Understandably, a small number of games missed at the start of the season came as a result of him being a victim of an attack alongside Sead Kolasinac, but the subsequent omissions are slightly more bizarre.
Although Ozil is not the player he once was, the 31-year-old remains Arsenal’s best creator, statistically at least.
Since Emery took charge in the summer of 2018, only Xhaka (47) has created more chances than Ozil (46) in the Premier League. But the Swiss international has played just over 1,400 minutes more than his teammate. Ozil’s 46 chances created have come at an average of 2.28 per 90 minutes, the best of any current Arsenal player across Emery’s reign.
Even if he’s given a cameo role, surely Ozil is better off being around the Arsenal team rather than watching them from home?
4. Play Lucas Torreira in his preferred role

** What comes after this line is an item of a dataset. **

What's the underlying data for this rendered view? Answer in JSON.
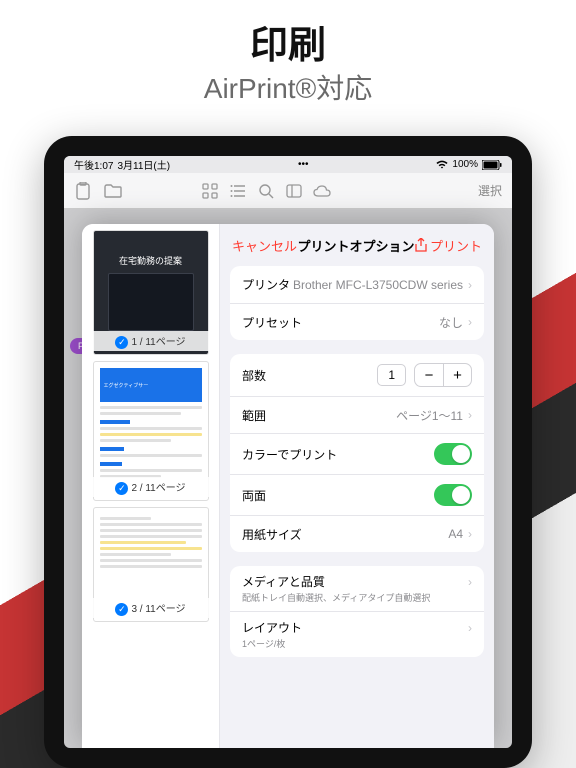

Another of Emery’s starting XI decisions that appears to be confusing Arsenal fans is his use, or lack of in some circumstances, of Torreira.
The Uruguayan’s arrival last summer came with much fanfare and, after being eased into the team, Torreira quickly played his way into the heart of Arsenal fans with high commitment and good quality play at the base of the midfield.
But this season Torreira has started just two Premier League games for a total of 202 minutes, in addition to four starts in cup competitions. In those cup games, Torreira has been playing in his natural defensive role, marshalling in front of the defence.
Yet when the Premier League rolls around, Emery asks something completely different of Torreira. Instead of being a destructive force in midfield, Torreira is being asked to basically be Ozil, creating chances. And, for all the quality Torreira has, creativity is not his strong suit.
According to Emery, Torreira has the confidence to play in an advanced tole, but any confidence is not carrying over to the Uruguayan’s performances. Unfortunately, Torreira is looking a far cry from the star Arsenal bought last year, ineffective at times and powerless as the Gunners struggle.
5. Land on a first-choice system
It is possible that Emery’s fluctuating starting XI choices are borne out of the fact the Spaniard does not know his best formation, or team.
In 72 games since replacing Wenger, Emery has used eight different formations without ever fully committing to one.
Although tactical adaptation can be the sign of a high-quality manager, those at the top of the game often have a favourite formation, one they stick to for the majority of their games, changing only when absolutely necessary. But that doesn’t seem to be the case for Emery.
Over the years, Emery and the 4-2-3-1 had become synonymous. The Spaniard barely wavered from it between 2008 and 2016 while in charge of Valencia, Spartak Moscow and Sevilla. But the 47-year-old has used the 4-2-3-1 in fewer than half of his games in charge of Arsenal.
In his past six matches, Emery has tried a 4-4-2, 4-2-3-1, 4-1-4-1 and 4-3-3; Arsenal have won three games, drawing two and lost one, but two of those victories came in Europa League the Gunners were expected to win.
It cannot be beneficial for Arsenal players to be constantly switching formations, all of which must demand technical knowledge of players in both defence and attack. Tactical confusion is something to which former Arsenal striker Alan Smith previously alluded.
Smith said in September: “I have heard whispers, after all, that some of the players find their manager’s instructions confusing, that they do not really know what he wants them to do.
“If so, that does not bode well. A clarity of purpose is essential.”